The Delicious World of Plums. Recipes
Posted on 1st of November, 2012 by Lévana
I get my fill of plums every summer while they are plentiful and linger until late October. Early November, and they are still there: Bring some home while they last! The variety I love is the long, dark, sweet, plump and firm-tender, called Damson Plum. There’s nothing I don’t do with them: Tart, pie, dumplings, sauces both savory and sweet, chutney, compote, clafoutis, soup, you name it. The unprepossessing and modest little superfood fruit!
Here I just want to share something so simple it is not even a recipe: this fragrant, chunky and luscious plum sauce, with all the variations it affords.
I cut open about two dozen long plums with a sharp knife, discarding the pits, and put them in a pot with 2-3 cups cranberry or pomegranate juice. Don’t worry if the halves look too large, they will break up during the brief cooking time. Bring it to a boil, and immediately lower the heat to low. Let the mixture cook covered about 5 minutes, stirring a couple times to avoid scorching. The plums need very little adornment as they pack a huge flavor punch. I love to add 1/4 cup Creme de Cassis, which underscore the plum flavor beautifully, and a good pinch or two ground black pepper, and I taste for sweetness. I like mine tart, but not too sour, so I might add 1/3 to 1/2 cup maple syrup. That’s about it!
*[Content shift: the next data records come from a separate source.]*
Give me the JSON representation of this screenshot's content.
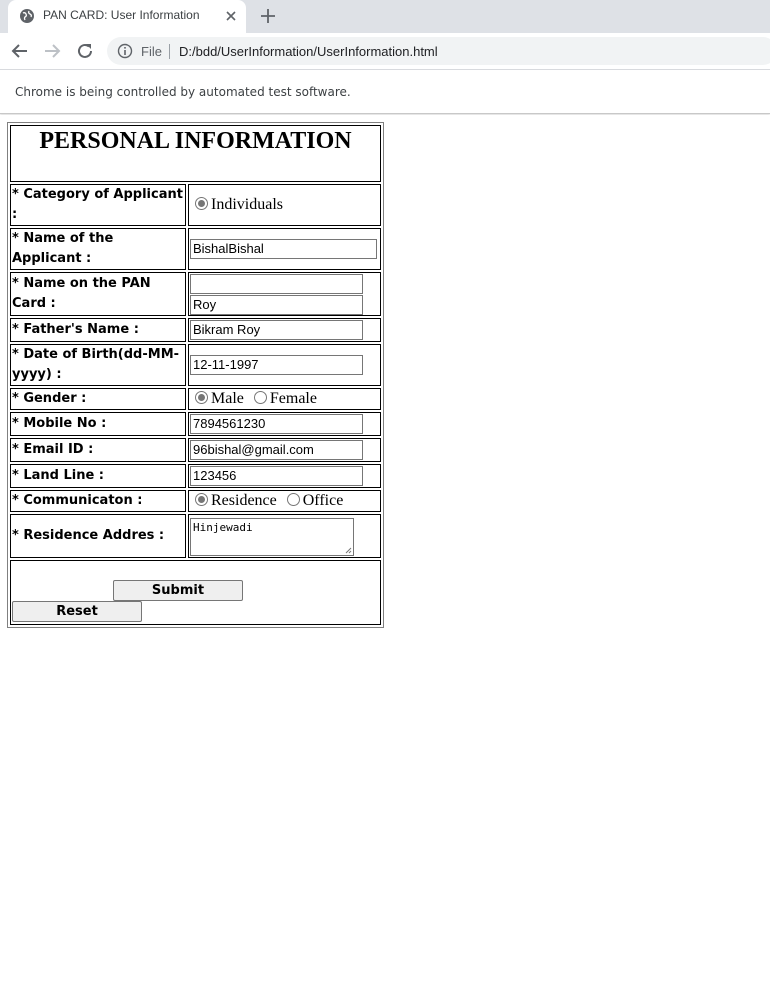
{
  "browser": {
    "tab_title": "PAN CARD: User Information",
    "omnibox_scheme": "File",
    "url": "D:/bdd/UserInformation/UserInformation.html",
    "infobar_text": "Chrome is being controlled by automated test software."
  },
  "form": {
    "title": "PERSONAL INFORMATION",
    "category": {
      "label": "* Category of Applicant :",
      "option": "Individuals",
      "selected": true
    },
    "applicant_name": {
      "label": "* Name of the Applicant :",
      "value": "BishalBishal"
    },
    "pan_name": {
      "label": "* Name on the PAN Card :",
      "value1": "",
      "value2": "Roy"
    },
    "father_name": {
      "label": "* Father's Name :",
      "value": "Bikram Roy"
    },
    "dob": {
      "label": "* Date of Birth(dd-MM-yyyy) :",
      "value": "12-11-1997"
    },
    "gender": {
      "label": "* Gender :",
      "options": [
        "Male",
        "Female"
      ],
      "selected": "Male"
    },
    "mobile": {
      "label": "* Mobile No :",
      "value": "7894561230"
    },
    "email": {
      "label": "* Email ID :",
      "value": "96bishal@gmail.com"
    },
    "landline": {
      "label": "* Land Line :",
      "value": "123456"
    },
    "communication": {
      "label": "* Communicaton :",
      "options": [
        "Residence",
        "Office"
      ],
      "selected": "Residence"
    },
    "address": {
      "label": "* Residence Addres :",
      "value": "Hinjewadi"
    },
    "submit_label": "Submit",
    "reset_label": "Reset"
  },
  "icons": [
    "globe-icon",
    "close-icon",
    "plus-icon",
    "back-arrow-icon",
    "forward-arrow-icon",
    "reload-icon",
    "info-icon",
    "resize-grip-icon"
  ]
}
I let the sauce cool, and store it in glass jars. It yields a good 3-4 quarts. Do not divide the recipe, as it keeps very well a good couple weeks.
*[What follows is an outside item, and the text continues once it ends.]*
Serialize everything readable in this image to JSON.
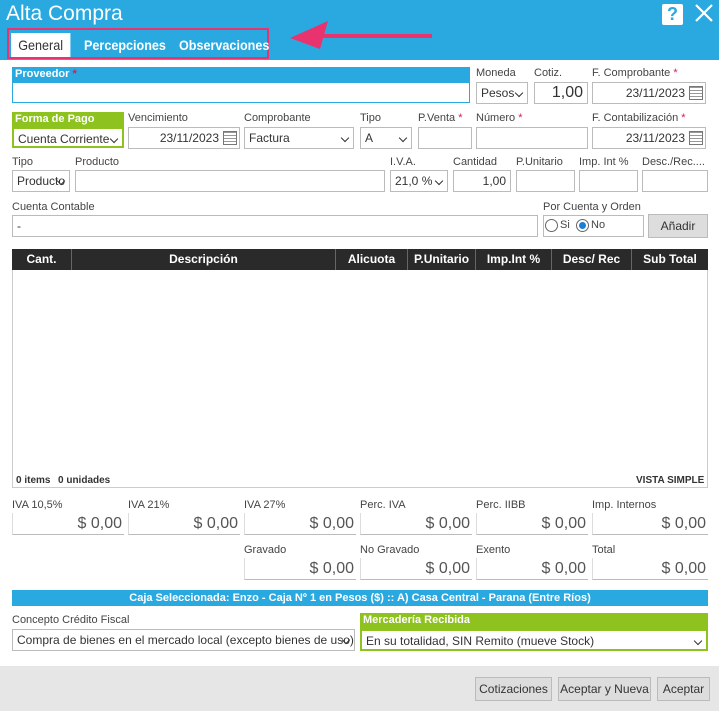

Now let’s take it places:
- Eat it just as is, or thin it with a little cranberry or pomegranate juice if you like it looser.
- Cream it in blender or food processor (just some of it) until smooth, and use it as a sauce on ice cream, sorbet or pound cake.
- Cream it in a blender with some berries and yogurt for the perfect smoothie
- Stir a little yogurt into a serving in a bowl, then eat a is or topped with granola. Hint: You can even do this on the road, at lunch time.
- Thin the mixture with a little red wine in a bowl, and call it plum soup. Eat it plain or topped with a scoop of coconut yogurt or vanilla ice cream.
- Use it as filling for crepes.
- Stir in 1-2 good pinches curry and cayenne, and use it as a sauce for meat or poultry.
- If you would rather not include liqueur, skip the creme de cassis and put in a splash of vanilla extract.